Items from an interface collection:
* * * * *

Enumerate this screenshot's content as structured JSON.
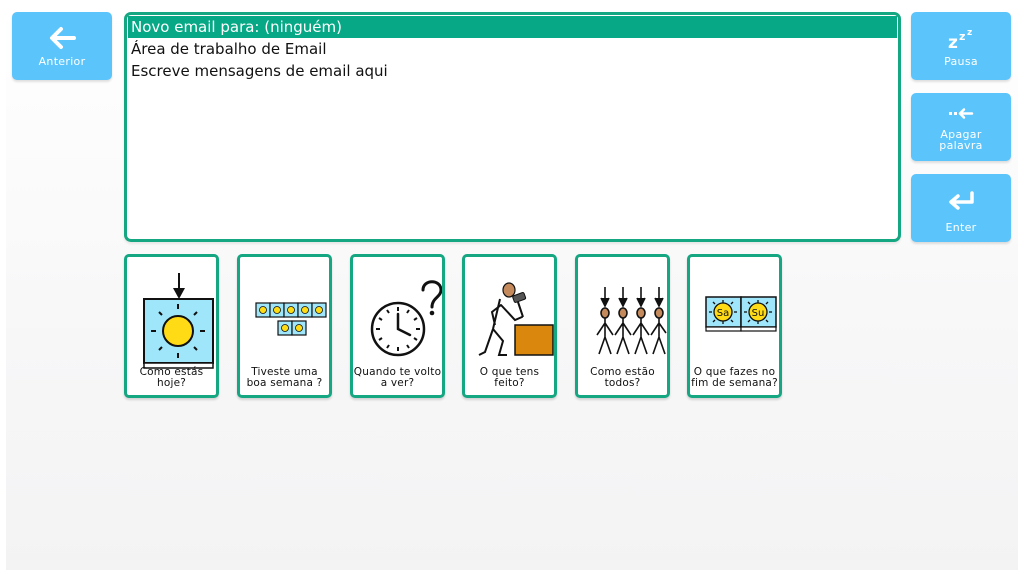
{
  "nav": {
    "anterior_label": "Anterior",
    "pausa_label": "Pausa",
    "apagar_label": "Apagar palavra",
    "enter_label": "Enter"
  },
  "editor": {
    "lines": [
      "Novo email para: (ninguém)",
      "Área de trabalho de Email",
      "Escreve mensagens de email aqui"
    ]
  },
  "cards": [
    {
      "label": "Como estás hoje?",
      "icon": "sun-icon"
    },
    {
      "label": "Tiveste uma boa semana ?",
      "icon": "week-calendar-icon"
    },
    {
      "label": "Quando te volto a ver?",
      "icon": "clock-question-icon"
    },
    {
      "label": "O que tens feito?",
      "icon": "person-hammer-icon"
    },
    {
      "label": "Como estão todos?",
      "icon": "group-people-icon"
    },
    {
      "label": "O que fazes no fim de semana?",
      "icon": "weekend-sa-su-icon"
    }
  ],
  "weekend_tiles": [
    "Sa",
    "Su"
  ],
  "colors": {
    "button": "#5bc4fb",
    "border": "#15a682",
    "selection": "#07a885",
    "sun": "#ffdb15",
    "sky": "#9fe6fb",
    "box": "#d9880d"
  }
}
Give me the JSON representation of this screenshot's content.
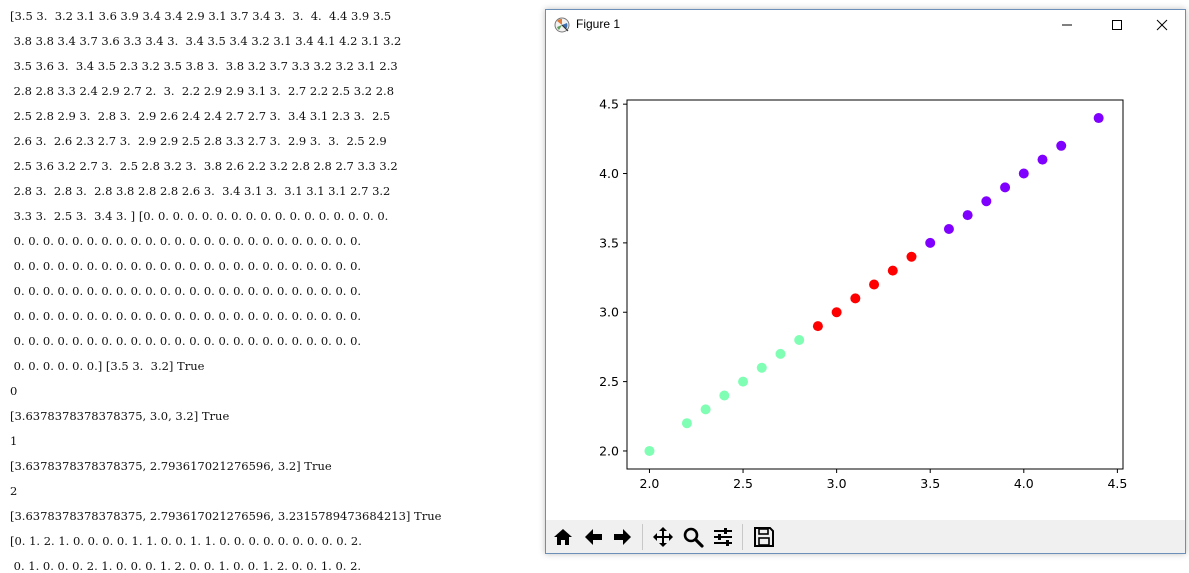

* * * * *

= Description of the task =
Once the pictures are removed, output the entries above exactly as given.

= Exercise output =
Enumerate this screenshot's content as structured JSON.
{
  "nav": {
    "anterior_label": "Anterior",
    "pausa_label": "Pausa",
    "apagar_label": "Apagar palavra",
    "enter_label": "Enter"
  },
  "editor": {
    "lines": [
      "Novo email para: (ninguém)",
      "Área de trabalho de Email",
      "Escreve mensagens de email aqui"
    ]
  },
  "cards": [
    {
      "label": "Como estás hoje?",
      "icon": "sun-icon"
    },
    {
      "label": "Tiveste uma boa semana ?",
      "icon": "week-calendar-icon"
    },
    {
      "label": "Quando te volto a ver?",
      "icon": "clock-question-icon"
    },
    {
      "label": "O que tens feito?",
      "icon": "person-hammer-icon"
    },
    {
      "label": "Como estão todos?",
      "icon": "group-people-icon"
    },
    {
      "label": "O que fazes no fim de semana?",
      "icon": "weekend-sa-su-icon"
    }
  ],
  "weekend_tiles": [
    "Sa",
    "Su"
  ],
  "colors": {
    "button": "#5bc4fb",
    "border": "#15a682",
    "selection": "#07a885",
    "sun": "#ffdb15",
    "sky": "#9fe6fb",
    "box": "#d9880d"
  }
}
Give me the JSON representation of this screenshot's content.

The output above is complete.